Google has filed a patent outlining new plans to compile detailed psychological profiles of gamers by monitoring their online game use on PCs and consoles, without their knowing, then selling this information to in-game advertising companies, it was revealed today.
Such psychological profiling can be employed to outline to potential advertisers whether a person is more inclined to be aggressive, hostile or dishonest.
You may remember that Google spent $23m (£11.5m) recently acquiring in-game advertising company AdScape.
The patent names PC games such as Second Life and World of Warcraft and also refers to Sony’s PlayStation 3, Nintendo’s Wii and Microsoft's Xbox 360.
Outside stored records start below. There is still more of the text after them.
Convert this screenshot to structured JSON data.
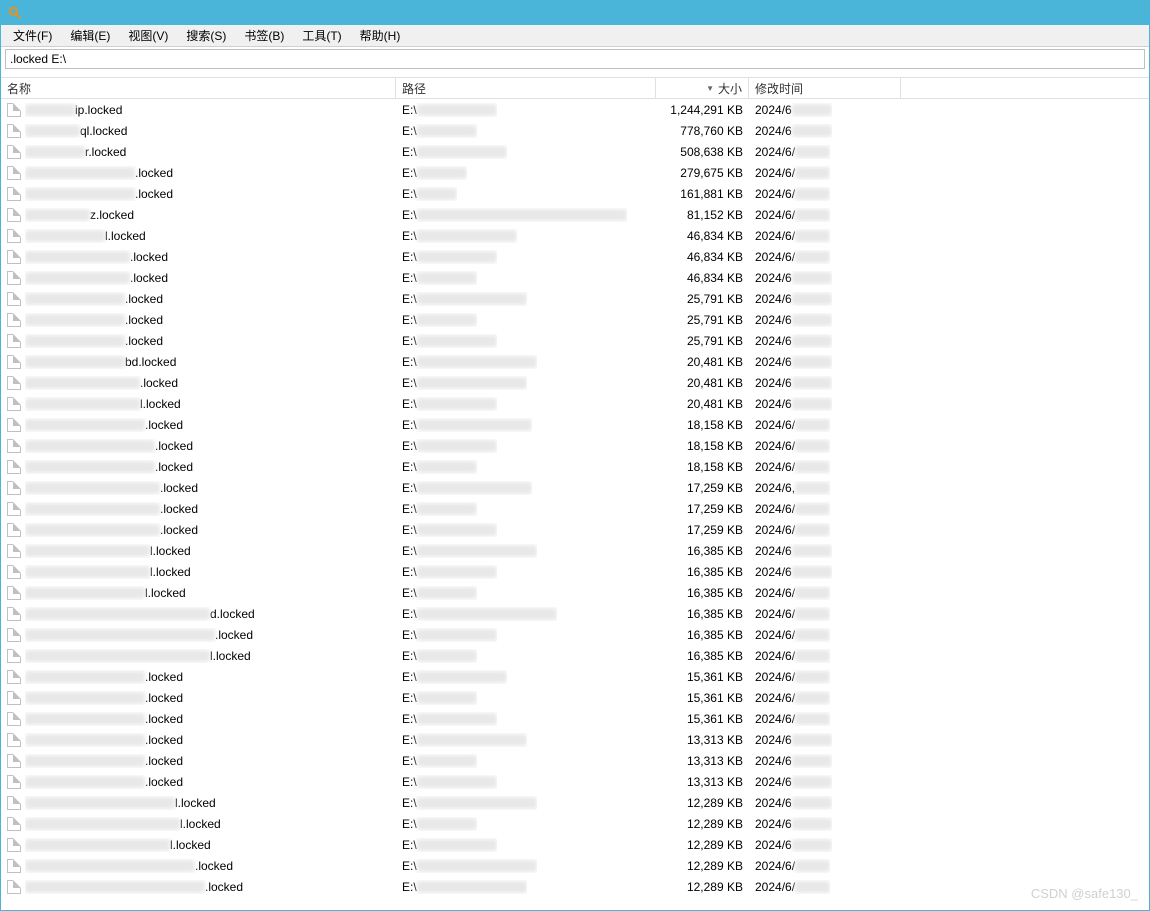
{
  "menubar": {
    "file": "文件(F)",
    "edit": "编辑(E)",
    "view": "视图(V)",
    "search": "搜索(S)",
    "bookmarks": "书签(B)",
    "tools": "工具(T)",
    "help": "帮助(H)"
  },
  "search": {
    "value": ".locked E:\\"
  },
  "columns": {
    "name": "名称",
    "path": "路径",
    "size": "大小",
    "date": "修改时间",
    "sort_indicator": "▼"
  },
  "rows": [
    {
      "name_suffix": "ip.locked",
      "name_blur_w": 50,
      "path_prefix": "E:\\",
      "path_blur_w": 80,
      "size": "1,244,291 KB",
      "date_prefix": "2024/6",
      "date_blur_w": 40
    },
    {
      "name_suffix": "ql.locked",
      "name_blur_w": 55,
      "path_prefix": "E:\\",
      "path_blur_w": 60,
      "size": "778,760 KB",
      "date_prefix": "2024/6",
      "date_blur_w": 40
    },
    {
      "name_suffix": "r.locked",
      "name_blur_w": 60,
      "path_prefix": "E:\\",
      "path_blur_w": 90,
      "size": "508,638 KB",
      "date_prefix": "2024/6/",
      "date_blur_w": 35
    },
    {
      "name_suffix": ".locked",
      "name_blur_w": 110,
      "path_prefix": "E:\\",
      "path_blur_w": 50,
      "size": "279,675 KB",
      "date_prefix": "2024/6/",
      "date_blur_w": 35
    },
    {
      "name_suffix": ".locked",
      "name_blur_w": 110,
      "path_prefix": "E:\\",
      "path_blur_w": 40,
      "size": "161,881 KB",
      "date_prefix": "2024/6/",
      "date_blur_w": 35
    },
    {
      "name_suffix": "z.locked",
      "name_blur_w": 65,
      "path_prefix": "E:\\",
      "path_blur_w": 210,
      "size": "81,152 KB",
      "date_prefix": "2024/6/",
      "date_blur_w": 35
    },
    {
      "name_suffix": "l.locked",
      "name_blur_w": 80,
      "path_prefix": "E:\\",
      "path_blur_w": 100,
      "size": "46,834 KB",
      "date_prefix": "2024/6/",
      "date_blur_w": 35
    },
    {
      "name_suffix": ".locked",
      "name_blur_w": 105,
      "path_prefix": "E:\\",
      "path_blur_w": 80,
      "size": "46,834 KB",
      "date_prefix": "2024/6/",
      "date_blur_w": 35
    },
    {
      "name_suffix": ".locked",
      "name_blur_w": 105,
      "path_prefix": "E:\\",
      "path_blur_w": 60,
      "size": "46,834 KB",
      "date_prefix": "2024/6",
      "date_blur_w": 40
    },
    {
      "name_suffix": ".locked",
      "name_blur_w": 100,
      "path_prefix": "E:\\",
      "path_blur_w": 110,
      "size": "25,791 KB",
      "date_prefix": "2024/6",
      "date_blur_w": 40
    },
    {
      "name_suffix": ".locked",
      "name_blur_w": 100,
      "path_prefix": "E:\\",
      "path_blur_w": 60,
      "size": "25,791 KB",
      "date_prefix": "2024/6",
      "date_blur_w": 40
    },
    {
      "name_suffix": ".locked",
      "name_blur_w": 100,
      "path_prefix": "E:\\",
      "path_blur_w": 80,
      "size": "25,791 KB",
      "date_prefix": "2024/6",
      "date_blur_w": 40
    },
    {
      "name_suffix": "bd.locked",
      "name_blur_w": 100,
      "path_prefix": "E:\\",
      "path_blur_w": 120,
      "size": "20,481 KB",
      "date_prefix": "2024/6",
      "date_blur_w": 40
    },
    {
      "name_suffix": ".locked",
      "name_blur_w": 115,
      "path_prefix": "E:\\",
      "path_blur_w": 110,
      "size": "20,481 KB",
      "date_prefix": "2024/6",
      "date_blur_w": 40
    },
    {
      "name_suffix": "l.locked",
      "name_blur_w": 115,
      "path_prefix": "E:\\",
      "path_blur_w": 80,
      "size": "20,481 KB",
      "date_prefix": "2024/6",
      "date_blur_w": 40
    },
    {
      "name_suffix": ".locked",
      "name_blur_w": 120,
      "path_prefix": "E:\\",
      "path_blur_w": 115,
      "size": "18,158 KB",
      "date_prefix": "2024/6/",
      "date_blur_w": 35
    },
    {
      "name_suffix": ".locked",
      "name_blur_w": 130,
      "path_prefix": "E:\\",
      "path_blur_w": 80,
      "size": "18,158 KB",
      "date_prefix": "2024/6/",
      "date_blur_w": 35
    },
    {
      "name_suffix": ".locked",
      "name_blur_w": 130,
      "path_prefix": "E:\\",
      "path_blur_w": 60,
      "size": "18,158 KB",
      "date_prefix": "2024/6/",
      "date_blur_w": 35
    },
    {
      "name_suffix": ".locked",
      "name_blur_w": 135,
      "path_prefix": "E:\\",
      "path_blur_w": 115,
      "size": "17,259 KB",
      "date_prefix": "2024/6,",
      "date_blur_w": 35
    },
    {
      "name_suffix": ".locked",
      "name_blur_w": 135,
      "path_prefix": "E:\\",
      "path_blur_w": 60,
      "size": "17,259 KB",
      "date_prefix": "2024/6/",
      "date_blur_w": 35
    },
    {
      "name_suffix": ".locked",
      "name_blur_w": 135,
      "path_prefix": "E:\\",
      "path_blur_w": 80,
      "size": "17,259 KB",
      "date_prefix": "2024/6/",
      "date_blur_w": 35
    },
    {
      "name_suffix": "l.locked",
      "name_blur_w": 125,
      "path_prefix": "E:\\",
      "path_blur_w": 120,
      "size": "16,385 KB",
      "date_prefix": "2024/6",
      "date_blur_w": 40
    },
    {
      "name_suffix": "l.locked",
      "name_blur_w": 125,
      "path_prefix": "E:\\",
      "path_blur_w": 80,
      "size": "16,385 KB",
      "date_prefix": "2024/6",
      "date_blur_w": 40
    },
    {
      "name_suffix": "l.locked",
      "name_blur_w": 120,
      "path_prefix": "E:\\",
      "path_blur_w": 60,
      "size": "16,385 KB",
      "date_prefix": "2024/6/",
      "date_blur_w": 35
    },
    {
      "name_suffix": "d.locked",
      "name_blur_w": 185,
      "path_prefix": "E:\\",
      "path_blur_w": 140,
      "size": "16,385 KB",
      "date_prefix": "2024/6/",
      "date_blur_w": 35
    },
    {
      "name_suffix": ".locked",
      "name_blur_w": 190,
      "path_prefix": "E:\\",
      "path_blur_w": 80,
      "size": "16,385 KB",
      "date_prefix": "2024/6/",
      "date_blur_w": 35
    },
    {
      "name_suffix": "l.locked",
      "name_blur_w": 185,
      "path_prefix": "E:\\",
      "path_blur_w": 60,
      "size": "16,385 KB",
      "date_prefix": "2024/6/",
      "date_blur_w": 35
    },
    {
      "name_suffix": ".locked",
      "name_blur_w": 120,
      "path_prefix": "E:\\",
      "path_blur_w": 90,
      "size": "15,361 KB",
      "date_prefix": "2024/6/",
      "date_blur_w": 35
    },
    {
      "name_suffix": ".locked",
      "name_blur_w": 120,
      "path_prefix": "E:\\",
      "path_blur_w": 60,
      "size": "15,361 KB",
      "date_prefix": "2024/6/",
      "date_blur_w": 35
    },
    {
      "name_suffix": ".locked",
      "name_blur_w": 120,
      "path_prefix": "E:\\",
      "path_blur_w": 80,
      "size": "15,361 KB",
      "date_prefix": "2024/6/",
      "date_blur_w": 35
    },
    {
      "name_suffix": ".locked",
      "name_blur_w": 120,
      "path_prefix": "E:\\",
      "path_blur_w": 110,
      "size": "13,313 KB",
      "date_prefix": "2024/6",
      "date_blur_w": 40
    },
    {
      "name_suffix": ".locked",
      "name_blur_w": 120,
      "path_prefix": "E:\\",
      "path_blur_w": 60,
      "size": "13,313 KB",
      "date_prefix": "2024/6",
      "date_blur_w": 40
    },
    {
      "name_suffix": ".locked",
      "name_blur_w": 120,
      "path_prefix": "E:\\",
      "path_blur_w": 80,
      "size": "13,313 KB",
      "date_prefix": "2024/6",
      "date_blur_w": 40
    },
    {
      "name_suffix": "l.locked",
      "name_blur_w": 150,
      "path_prefix": "E:\\",
      "path_blur_w": 120,
      "size": "12,289 KB",
      "date_prefix": "2024/6",
      "date_blur_w": 40
    },
    {
      "name_suffix": "l.locked",
      "name_blur_w": 155,
      "path_prefix": "E:\\",
      "path_blur_w": 60,
      "size": "12,289 KB",
      "date_prefix": "2024/6",
      "date_blur_w": 40
    },
    {
      "name_suffix": "l.locked",
      "name_blur_w": 145,
      "path_prefix": "E:\\",
      "path_blur_w": 80,
      "size": "12,289 KB",
      "date_prefix": "2024/6",
      "date_blur_w": 40
    },
    {
      "name_suffix": ".locked",
      "name_blur_w": 170,
      "path_prefix": "E:\\",
      "path_blur_w": 120,
      "size": "12,289 KB",
      "date_prefix": "2024/6/",
      "date_blur_w": 35
    },
    {
      "name_suffix": ".locked",
      "name_blur_w": 180,
      "path_prefix": "E:\\",
      "path_blur_w": 110,
      "size": "12,289 KB",
      "date_prefix": "2024/6/",
      "date_blur_w": 35
    }
  ],
  "watermark": "CSDN @safe130_"
}
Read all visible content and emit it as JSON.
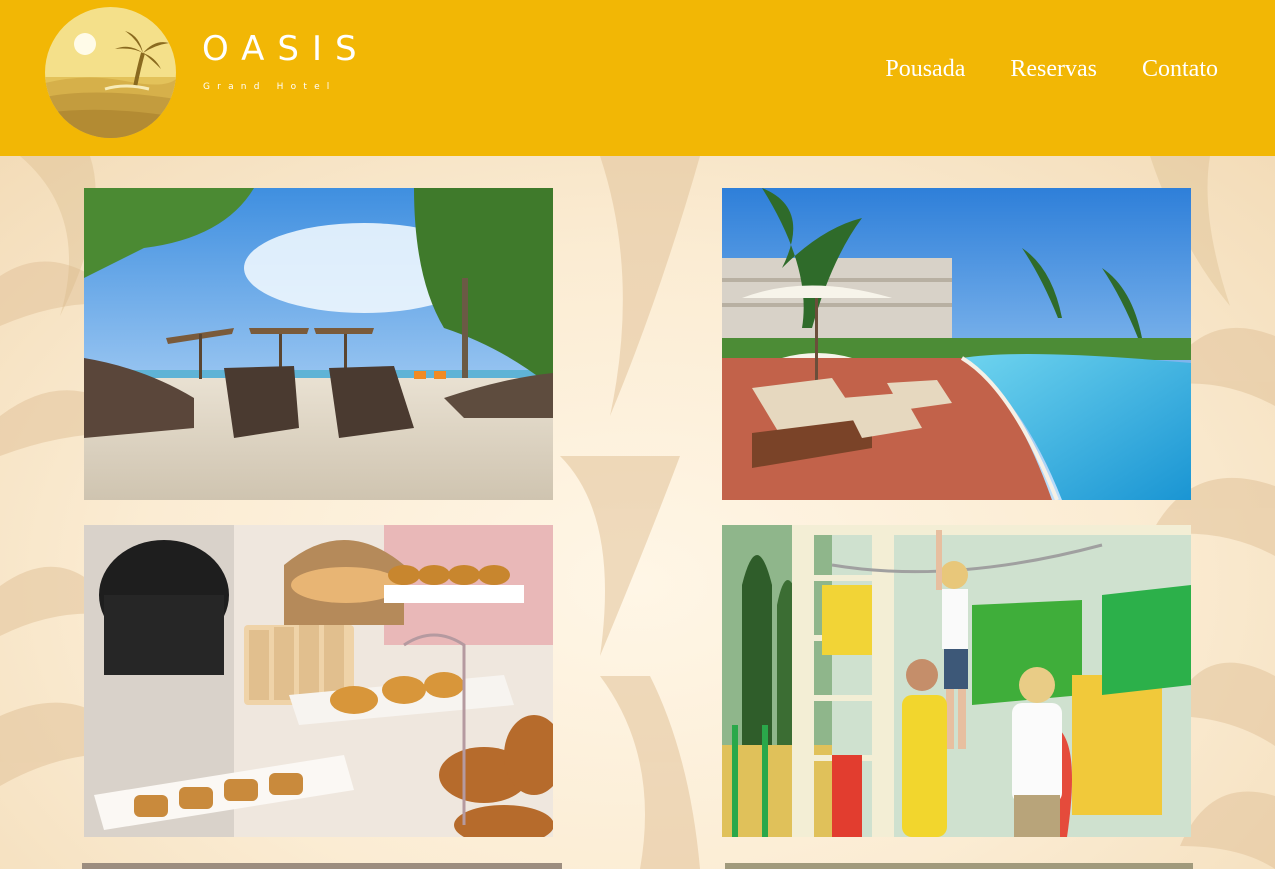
{
  "header": {
    "brand_name": "OASIS",
    "brand_tagline": "Grand Hotel",
    "logo_icon": "sun-palm-island-logo",
    "background_color": "#f2b705"
  },
  "nav": {
    "items": [
      {
        "label": "Pousada"
      },
      {
        "label": "Reservas"
      },
      {
        "label": "Contato"
      }
    ]
  },
  "gallery": {
    "photos": [
      {
        "name": "beach-loungers-photo",
        "subject": "beach-loungers-umbrellas"
      },
      {
        "name": "pool-terrace-photo",
        "subject": "resort-pool-terrace"
      },
      {
        "name": "breakfast-buffet-photo",
        "subject": "bread-pastry-buffet"
      },
      {
        "name": "playground-photo",
        "subject": "family-kids-playground"
      }
    ]
  },
  "colors": {
    "accent": "#f2b705",
    "text_on_accent": "#ffffff",
    "page_background": "#fbefdc"
  }
}
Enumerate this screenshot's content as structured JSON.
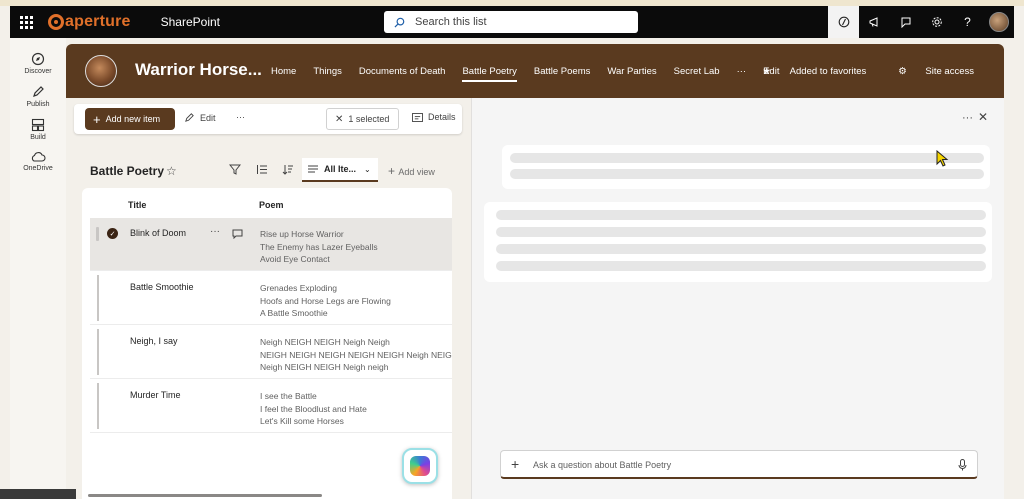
{
  "suite": {
    "brand": "aperture",
    "app": "SharePoint",
    "search_placeholder": "Search this list"
  },
  "rail": {
    "items": [
      {
        "label": "Discover",
        "icon": "compass-icon"
      },
      {
        "label": "Publish",
        "icon": "pen-icon"
      },
      {
        "label": "Build",
        "icon": "build-icon"
      },
      {
        "label": "OneDrive",
        "icon": "cloud-icon"
      }
    ]
  },
  "site": {
    "title": "Warrior Horse...",
    "nav": [
      "Home",
      "Things",
      "Documents of Death",
      "Battle Poetry",
      "Battle Poems",
      "War Parties",
      "Secret Lab",
      "···",
      "Edit"
    ],
    "active_nav": "Battle Poetry",
    "favorite": "Added to favorites",
    "access": "Site access"
  },
  "cmdbar": {
    "add": "Add new item",
    "edit": "Edit",
    "more": "···",
    "selected": "1 selected",
    "details": "Details"
  },
  "list": {
    "title": "Battle Poetry",
    "view": "All Ite...",
    "add_view": "Add view",
    "columns": {
      "title": "Title",
      "poem": "Poem"
    },
    "rows": [
      {
        "title": "Blink of Doom",
        "lines": [
          "Rise up Horse Warrior",
          "The Enemy has Lazer Eyeballs",
          "Avoid Eye Contact"
        ],
        "selected": true
      },
      {
        "title": "Battle Smoothie",
        "lines": [
          "Grenades Exploding",
          "Hoofs and Horse Legs are Flowing",
          "A Battle Smoothie"
        ],
        "selected": false
      },
      {
        "title": "Neigh, I say",
        "lines": [
          "Neigh NEIGH NEIGH Neigh Neigh",
          "NEIGH NEIGH NEIGH NEIGH NEIGH Neigh NEIG",
          "Neigh NEIGH NEIGH Neigh neigh"
        ],
        "selected": false
      },
      {
        "title": "Murder Time",
        "lines": [
          "I see the Battle",
          "I feel the Bloodlust and Hate",
          "Let's Kill some Horses"
        ],
        "selected": false
      }
    ]
  },
  "copilot": {
    "more": "···",
    "ask_placeholder": "Ask a question about Battle Poetry"
  }
}
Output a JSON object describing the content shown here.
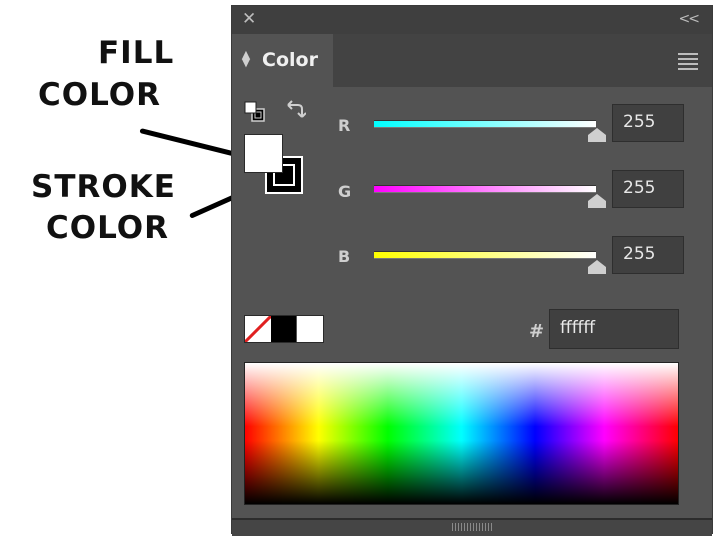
{
  "annotations": {
    "fill_label_line1": "FILL",
    "fill_label_line2": "COLOR",
    "stroke_label_line1": "STROKE",
    "stroke_label_line2": "COLOR"
  },
  "panel": {
    "close_glyph": "✕",
    "collapse_glyph": "<<",
    "tab_label": "Color",
    "tab_icon": "up-down-arrows-icon",
    "menu_icon": "hamburger-menu-icon"
  },
  "swatches": {
    "fill_color": "#ffffff",
    "stroke_color": "#000000",
    "quick": [
      "none",
      "black",
      "white"
    ]
  },
  "channels": [
    {
      "label": "R",
      "value": "255",
      "gradient": [
        "#00ffff",
        "#ffffff"
      ]
    },
    {
      "label": "G",
      "value": "255",
      "gradient": [
        "#ff00ff",
        "#ffffff"
      ]
    },
    {
      "label": "B",
      "value": "255",
      "gradient": [
        "#ffff00",
        "#ffffff"
      ]
    }
  ],
  "hex": {
    "prefix": "#",
    "value": "ffffff"
  }
}
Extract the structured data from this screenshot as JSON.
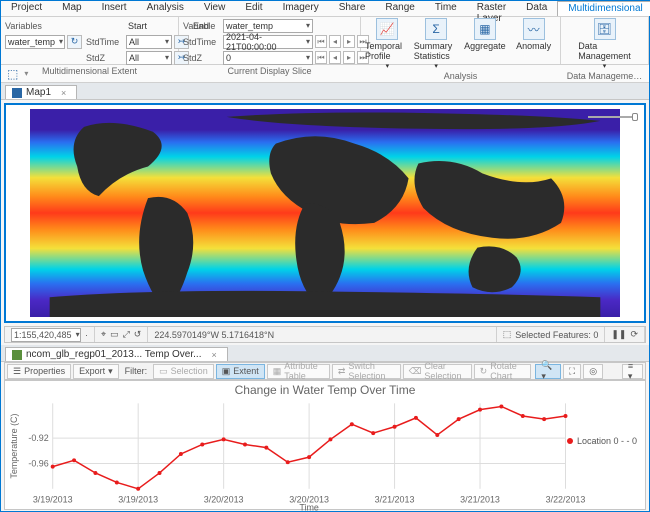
{
  "menu": {
    "items": [
      "Project",
      "Map",
      "Insert",
      "Analysis",
      "View",
      "Edit",
      "Imagery",
      "Share",
      "Range",
      "Time",
      "Raster Layer",
      "Data",
      "Multidimensional"
    ],
    "active": 12
  },
  "ribbon": {
    "variables": {
      "label": "Variables",
      "value": "water_temp"
    },
    "start": {
      "label": "Start",
      "stdtime": "All",
      "stdz": "All"
    },
    "end": {
      "label": "End"
    },
    "group1_label": "Multidimensional Extent",
    "slice": {
      "variable_label": "Variable",
      "variable": "water_temp",
      "stdtime": "2021-04-21T00:00:00",
      "stdz": "0"
    },
    "group2_label": "Current Display Slice",
    "analysis": {
      "label": "Analysis",
      "temporal": "Temporal Profile",
      "summary": "Summary Statistics",
      "aggregate": "Aggregate",
      "anomaly": "Anomaly"
    },
    "datamgmt": {
      "label": "Data Manageme…",
      "btn": "Data Management"
    }
  },
  "map_tab": "Map1",
  "status": {
    "scale": "1:155,420,485",
    "coords": "224.5970149°W 5.1716418°N",
    "sel": "Selected Features: 0"
  },
  "chart_tab": "ncom_glb_regp01_2013... Temp Over...",
  "ct": {
    "properties": "Properties",
    "export": "Export",
    "filter": "Filter:",
    "selection": "Selection",
    "extent": "Extent",
    "attrtable": "Attribute Table",
    "switchsel": "Switch Selection",
    "clearsel": "Clear Selection",
    "rotate": "Rotate Chart"
  },
  "chart_data": {
    "type": "line",
    "title": "Change in Water Temp Over Time",
    "xlabel": "Time",
    "ylabel": "Temperature (C)",
    "x_ticks": [
      "3/19/2013",
      "3/19/2013",
      "3/20/2013",
      "3/20/2013",
      "3/21/2013",
      "3/21/2013",
      "3/22/2013"
    ],
    "y_ticks": [
      -0.92,
      -0.96
    ],
    "series": [
      {
        "name": "Location 0 - - 0",
        "values": [
          -0.965,
          -0.955,
          -0.975,
          -0.99,
          -1.0,
          -0.975,
          -0.945,
          -0.93,
          -0.922,
          -0.93,
          -0.935,
          -0.958,
          -0.95,
          -0.922,
          -0.898,
          -0.912,
          -0.902,
          -0.888,
          -0.915,
          -0.89,
          -0.875,
          -0.87,
          -0.885,
          -0.89,
          -0.885
        ]
      }
    ],
    "ylim": [
      -1.0,
      -0.865
    ]
  }
}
It clearly states that: "User dialogue (eg from role playing games, simulation games, etc) may be used to characterise the user (eg literate, profane, blunt or polite, quiet etc). Also, user play may be used to characterise the user (eg cautious, risk-taker, aggressive, non-confrontational, stealthy, honest, cooperative, uncooperative, etc)."
The patent also states, in a Bladerunner-esque vein: "In a car racing game, after a user crashes his Honda Civic, an announcer could be used to advertise by saying 'if he had a Hummer, he would have gotten the better of that altercation', etc… If the user has been playing for over two hours continuously, the system may display ads for Pizza Hut, Coke, coffee."
Useful information could be obtained from from previous game details saved on memory cards: "Such saved information may be thought of state information, and offers a valuable source of information to the advertisers."
It also details specific ways in which advertisers might make use of the psychological profiles – players who like exploring might want more “ads for vacations”, players who like talking might see more ads for phones, and so on.
Sue Charman of online campaign Open Rights Group says of the patent, "I can understand why they are interested in this, but I would be deeply disturbed by a company holding a psychological profile.”
The booming in-game advertising market is currently worth around $500m (£250m) a year and is estimated to rapidly increase over the next three years to $2bn (£1000m) a year by 2010.
In-game ad company IGA’s chief exec Justin Townsend says that, “Consumers, publishers and the advertising industry are very aware of privacy issues…You cannot afford to be vague in these areas."
For further background, you can see SPOnG’s recent IGA interview here.
Rest assured we will be speaking to IGA and others from the in-game advertising industry, over the coming days to poll their responses to today’s news.
A spokesperson for Google has told the UK’s Guardian newspaper today that, "Google registers different patents irrespective of whether we actually intend to use them."
Let us know in the forum below your thoughts on the matter.source: The Guardian